…Mining is now a multi-billion dollar industry!
“There is nothing, however, in standard theories of money that requires transactions to be anonymous from tax-or law-enforcement authorities. And yet there is a significant body of evidence that a large percentage of currency in most countries, generally well over 50%, is used precisely to hide transactions.”
From Kenneth Rogoff’s “Costs and Benefits to Phasing Out Paper Currency.”
I read through the investment thesis PDF yesterday and wanted to share some relevant notes. I sold more than 90% of my ETC a month after the hard fork, so I hold a negligible amount relative to my overall crypto portfolio and don’t have plans to increase my ETC position. I am very bullish on ETH even after its recent price run-up.

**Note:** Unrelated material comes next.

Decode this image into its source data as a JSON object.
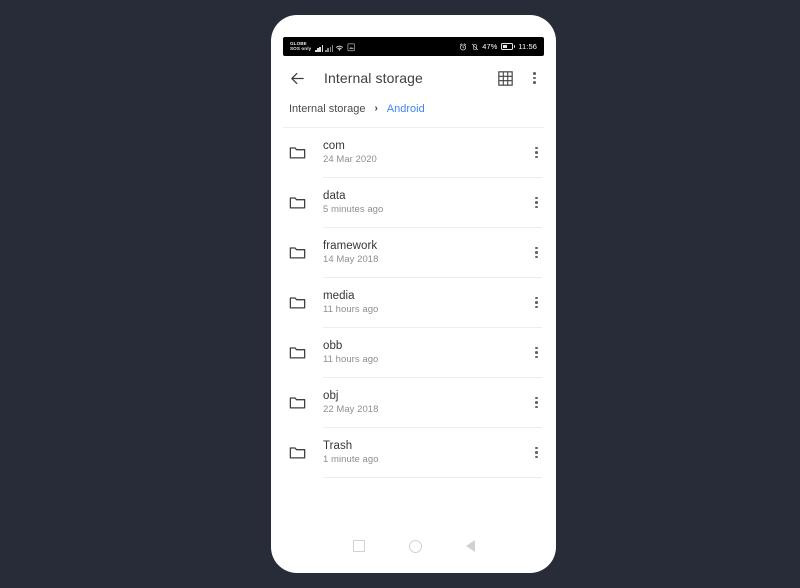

- concentrates on two aspects: store of value (ETC as silver / platinum to BTC’s gold) and enabling a payments and smart contracts layer for the IoT
- liked this line: “Ethereum was designed to be the next iteration of operating systems like Apple iOS or Microsoft Windows, embedded with the enhanced capabilities of blockchain technology.”
- they note, and I didn’t realize, that less than 6% of all ETH outstanding voted on the hard fork issue
- ETC strengths (relative to ETH):
- truly trustless protocol (ie no hard fork)
- no PoS risk, will wait until ETH implements it first and then assess
- hard cap on ETC supply; currently 89M outstanding, will never exceed 230M (likely closer to 210M)
- more decentralized development process unlike Ethereum which is driven by Vitalik and the Ethereum Foundation
- ETC risks:
- the Ethereum Foundation sold 90% of their ETC but still hold a substantial amount
- the DAO hacker still holds 4% of all ETC in a known wallet address
Interesting report and while I personally won’t invest in ETC, was good to understand Barry and Grayscale’s perspective.